EXERCISE BRIEF | Within the records, which lines hold the string "true"? Report each one by copying it.

══ TASK INPUTS ══

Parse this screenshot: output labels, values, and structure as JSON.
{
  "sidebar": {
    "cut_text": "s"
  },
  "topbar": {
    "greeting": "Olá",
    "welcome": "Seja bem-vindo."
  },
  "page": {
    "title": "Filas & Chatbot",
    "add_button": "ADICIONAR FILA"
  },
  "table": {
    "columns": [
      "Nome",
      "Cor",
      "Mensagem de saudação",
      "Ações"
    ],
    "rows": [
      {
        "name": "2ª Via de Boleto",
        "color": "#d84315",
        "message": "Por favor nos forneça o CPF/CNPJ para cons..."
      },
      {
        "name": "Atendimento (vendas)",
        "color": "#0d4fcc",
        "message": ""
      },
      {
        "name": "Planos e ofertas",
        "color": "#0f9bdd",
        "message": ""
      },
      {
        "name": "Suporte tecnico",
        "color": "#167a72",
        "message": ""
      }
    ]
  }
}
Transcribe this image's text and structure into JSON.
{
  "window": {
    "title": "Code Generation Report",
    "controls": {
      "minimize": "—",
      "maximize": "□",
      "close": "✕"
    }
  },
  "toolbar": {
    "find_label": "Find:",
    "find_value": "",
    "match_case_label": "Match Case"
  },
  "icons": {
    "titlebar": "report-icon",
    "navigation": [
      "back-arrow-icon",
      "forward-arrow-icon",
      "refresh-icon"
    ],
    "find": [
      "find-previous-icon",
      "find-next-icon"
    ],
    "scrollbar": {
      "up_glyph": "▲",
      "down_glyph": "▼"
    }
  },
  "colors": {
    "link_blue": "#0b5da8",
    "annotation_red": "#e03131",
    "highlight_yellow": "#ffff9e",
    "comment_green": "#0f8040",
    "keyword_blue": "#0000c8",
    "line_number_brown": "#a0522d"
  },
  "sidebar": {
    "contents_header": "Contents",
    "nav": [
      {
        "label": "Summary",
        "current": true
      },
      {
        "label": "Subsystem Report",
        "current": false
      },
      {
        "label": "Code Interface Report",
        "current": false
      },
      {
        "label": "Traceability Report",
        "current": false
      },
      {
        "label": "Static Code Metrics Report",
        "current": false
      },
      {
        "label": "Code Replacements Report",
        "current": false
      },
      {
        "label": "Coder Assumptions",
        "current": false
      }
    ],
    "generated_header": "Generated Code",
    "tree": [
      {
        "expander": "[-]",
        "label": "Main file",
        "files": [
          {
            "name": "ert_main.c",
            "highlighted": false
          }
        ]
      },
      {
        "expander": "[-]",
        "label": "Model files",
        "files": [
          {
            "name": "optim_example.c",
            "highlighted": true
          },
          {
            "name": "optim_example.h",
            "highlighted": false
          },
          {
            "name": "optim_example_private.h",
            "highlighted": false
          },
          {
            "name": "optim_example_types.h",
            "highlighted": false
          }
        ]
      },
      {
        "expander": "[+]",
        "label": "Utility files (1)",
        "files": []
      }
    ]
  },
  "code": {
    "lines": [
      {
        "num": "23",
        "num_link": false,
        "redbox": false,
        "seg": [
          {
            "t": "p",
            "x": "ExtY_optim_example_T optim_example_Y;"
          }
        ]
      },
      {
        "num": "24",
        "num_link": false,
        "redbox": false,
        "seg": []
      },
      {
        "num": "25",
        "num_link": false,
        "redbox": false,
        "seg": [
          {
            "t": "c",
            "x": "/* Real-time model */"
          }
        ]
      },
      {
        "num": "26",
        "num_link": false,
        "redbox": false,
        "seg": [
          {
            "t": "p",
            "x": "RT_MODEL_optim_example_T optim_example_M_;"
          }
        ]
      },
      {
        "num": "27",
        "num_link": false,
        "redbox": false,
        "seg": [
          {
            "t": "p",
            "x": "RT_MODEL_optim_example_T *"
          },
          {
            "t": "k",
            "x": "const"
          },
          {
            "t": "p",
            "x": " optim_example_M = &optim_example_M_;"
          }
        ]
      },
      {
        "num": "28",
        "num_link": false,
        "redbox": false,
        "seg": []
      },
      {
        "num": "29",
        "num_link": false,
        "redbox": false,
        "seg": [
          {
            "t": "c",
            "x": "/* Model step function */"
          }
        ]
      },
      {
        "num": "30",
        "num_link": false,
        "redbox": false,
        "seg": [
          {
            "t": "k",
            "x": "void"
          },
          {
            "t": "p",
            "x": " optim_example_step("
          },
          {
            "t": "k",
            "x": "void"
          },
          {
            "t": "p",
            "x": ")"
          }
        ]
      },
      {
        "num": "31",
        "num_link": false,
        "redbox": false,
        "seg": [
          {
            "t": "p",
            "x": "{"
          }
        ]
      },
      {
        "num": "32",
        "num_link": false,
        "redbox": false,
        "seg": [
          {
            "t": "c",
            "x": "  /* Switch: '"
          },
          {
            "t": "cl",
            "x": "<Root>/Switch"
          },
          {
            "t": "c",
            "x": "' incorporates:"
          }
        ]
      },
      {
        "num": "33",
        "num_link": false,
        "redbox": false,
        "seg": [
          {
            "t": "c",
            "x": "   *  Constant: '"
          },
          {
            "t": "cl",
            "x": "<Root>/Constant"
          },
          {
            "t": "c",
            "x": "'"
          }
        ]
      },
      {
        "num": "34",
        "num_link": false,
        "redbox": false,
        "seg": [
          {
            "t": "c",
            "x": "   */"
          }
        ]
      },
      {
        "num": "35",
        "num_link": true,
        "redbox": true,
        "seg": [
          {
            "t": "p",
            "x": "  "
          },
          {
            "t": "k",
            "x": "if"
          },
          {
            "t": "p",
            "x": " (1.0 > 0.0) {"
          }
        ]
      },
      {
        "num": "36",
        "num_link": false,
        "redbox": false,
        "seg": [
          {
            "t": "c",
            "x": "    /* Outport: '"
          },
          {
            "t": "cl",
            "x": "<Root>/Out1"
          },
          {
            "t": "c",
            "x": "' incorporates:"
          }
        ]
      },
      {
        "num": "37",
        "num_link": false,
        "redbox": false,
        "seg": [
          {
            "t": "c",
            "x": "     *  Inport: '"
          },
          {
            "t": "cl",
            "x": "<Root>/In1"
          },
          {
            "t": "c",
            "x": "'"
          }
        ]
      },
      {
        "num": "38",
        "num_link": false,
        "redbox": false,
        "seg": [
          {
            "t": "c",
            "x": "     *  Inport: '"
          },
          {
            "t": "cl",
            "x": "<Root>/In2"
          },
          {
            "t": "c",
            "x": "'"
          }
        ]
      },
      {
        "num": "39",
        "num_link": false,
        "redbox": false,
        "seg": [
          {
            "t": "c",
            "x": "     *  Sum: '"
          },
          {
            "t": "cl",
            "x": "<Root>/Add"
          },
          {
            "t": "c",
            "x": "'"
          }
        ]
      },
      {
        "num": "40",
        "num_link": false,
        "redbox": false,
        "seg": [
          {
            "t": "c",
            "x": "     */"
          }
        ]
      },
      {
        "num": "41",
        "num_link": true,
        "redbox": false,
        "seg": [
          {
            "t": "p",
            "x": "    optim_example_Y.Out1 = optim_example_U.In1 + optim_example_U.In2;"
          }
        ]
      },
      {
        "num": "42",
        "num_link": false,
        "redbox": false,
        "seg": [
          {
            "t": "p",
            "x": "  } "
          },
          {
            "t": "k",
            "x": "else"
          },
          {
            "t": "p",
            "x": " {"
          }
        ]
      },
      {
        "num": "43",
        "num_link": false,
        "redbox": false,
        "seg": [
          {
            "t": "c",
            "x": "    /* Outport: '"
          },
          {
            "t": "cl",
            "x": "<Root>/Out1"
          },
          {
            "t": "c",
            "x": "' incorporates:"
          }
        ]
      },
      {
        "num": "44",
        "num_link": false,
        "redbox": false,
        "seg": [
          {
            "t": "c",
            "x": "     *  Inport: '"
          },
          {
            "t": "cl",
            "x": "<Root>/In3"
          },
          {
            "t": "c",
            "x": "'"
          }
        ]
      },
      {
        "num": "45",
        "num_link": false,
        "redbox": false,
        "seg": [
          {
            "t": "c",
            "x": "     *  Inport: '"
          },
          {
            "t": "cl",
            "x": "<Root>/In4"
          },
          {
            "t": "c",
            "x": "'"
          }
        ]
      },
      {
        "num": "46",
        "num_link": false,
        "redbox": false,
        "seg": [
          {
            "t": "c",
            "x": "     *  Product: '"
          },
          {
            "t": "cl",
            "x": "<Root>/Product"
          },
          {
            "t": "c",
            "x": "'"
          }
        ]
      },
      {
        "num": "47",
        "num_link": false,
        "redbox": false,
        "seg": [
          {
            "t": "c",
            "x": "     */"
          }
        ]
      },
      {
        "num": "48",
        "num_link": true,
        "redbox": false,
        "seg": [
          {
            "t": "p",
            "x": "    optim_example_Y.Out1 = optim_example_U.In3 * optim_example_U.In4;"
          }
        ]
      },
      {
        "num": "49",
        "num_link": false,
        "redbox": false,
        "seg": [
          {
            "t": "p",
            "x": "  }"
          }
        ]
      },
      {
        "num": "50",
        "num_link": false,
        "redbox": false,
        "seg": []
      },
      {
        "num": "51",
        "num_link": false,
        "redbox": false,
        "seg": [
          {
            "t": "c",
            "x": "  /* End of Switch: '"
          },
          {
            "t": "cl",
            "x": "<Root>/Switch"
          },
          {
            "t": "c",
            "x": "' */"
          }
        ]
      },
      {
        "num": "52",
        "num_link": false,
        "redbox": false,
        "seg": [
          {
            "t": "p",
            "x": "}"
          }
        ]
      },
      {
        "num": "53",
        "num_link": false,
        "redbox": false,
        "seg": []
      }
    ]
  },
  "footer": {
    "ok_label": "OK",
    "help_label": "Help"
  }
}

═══
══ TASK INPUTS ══

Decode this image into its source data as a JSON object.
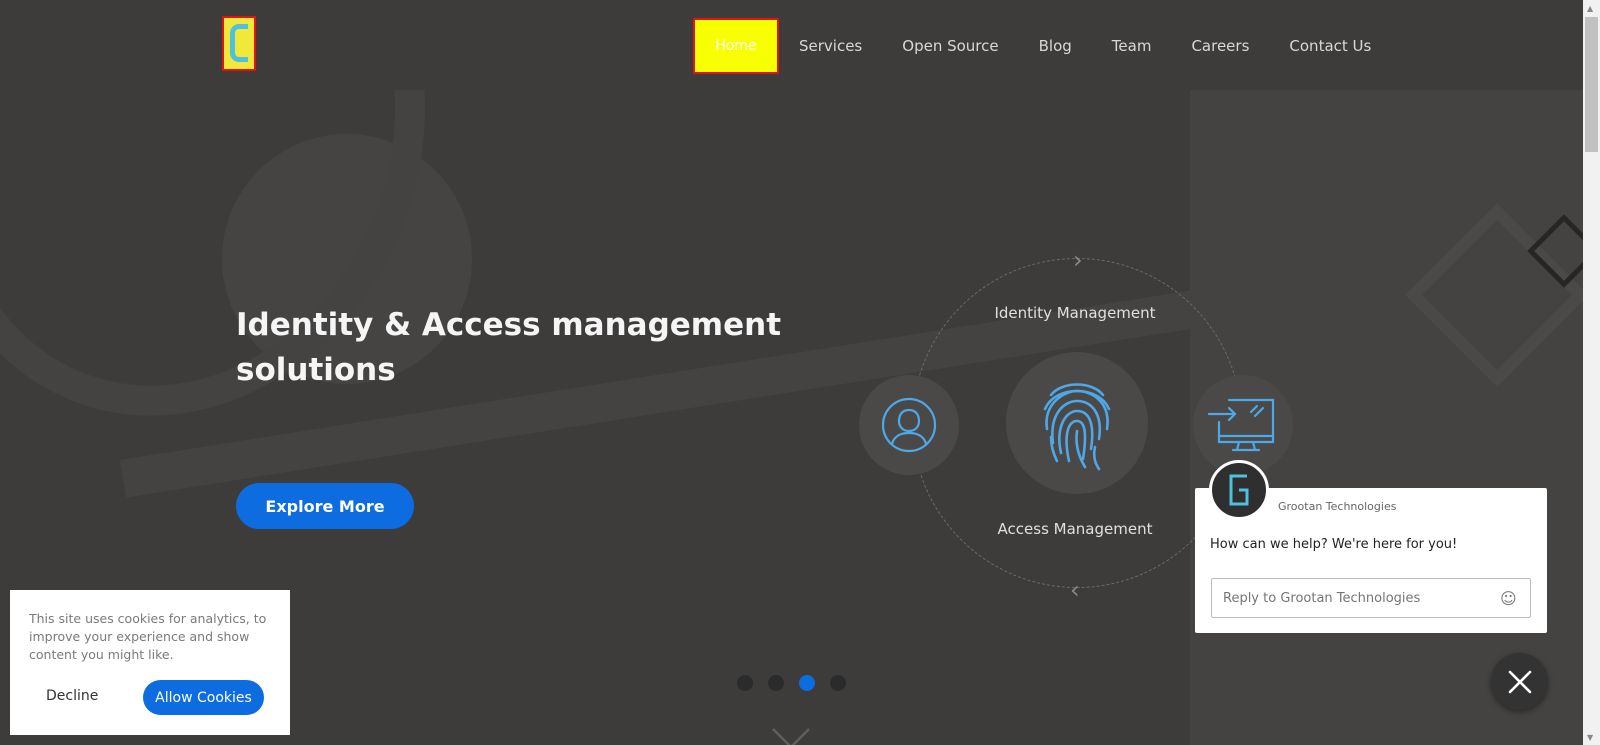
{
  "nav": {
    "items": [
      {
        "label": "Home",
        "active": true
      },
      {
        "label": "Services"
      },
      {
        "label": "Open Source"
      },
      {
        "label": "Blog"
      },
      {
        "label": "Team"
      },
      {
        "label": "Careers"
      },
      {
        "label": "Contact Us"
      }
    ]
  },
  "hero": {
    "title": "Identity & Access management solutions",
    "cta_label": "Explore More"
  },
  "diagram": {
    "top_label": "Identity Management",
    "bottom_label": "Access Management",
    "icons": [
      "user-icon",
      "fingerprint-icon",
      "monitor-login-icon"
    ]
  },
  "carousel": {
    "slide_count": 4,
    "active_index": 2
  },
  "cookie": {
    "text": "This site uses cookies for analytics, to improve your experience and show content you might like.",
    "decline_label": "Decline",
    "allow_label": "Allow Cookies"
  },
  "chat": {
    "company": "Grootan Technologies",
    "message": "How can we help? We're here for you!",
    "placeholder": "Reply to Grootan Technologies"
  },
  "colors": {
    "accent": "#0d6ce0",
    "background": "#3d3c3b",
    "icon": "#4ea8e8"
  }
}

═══

TASK ANSWER |
        "current": true
            "highlighted": true
        "num_link": true,
        "redbox": true,
        "num_link": true,
        "num_link": true,
        "active": true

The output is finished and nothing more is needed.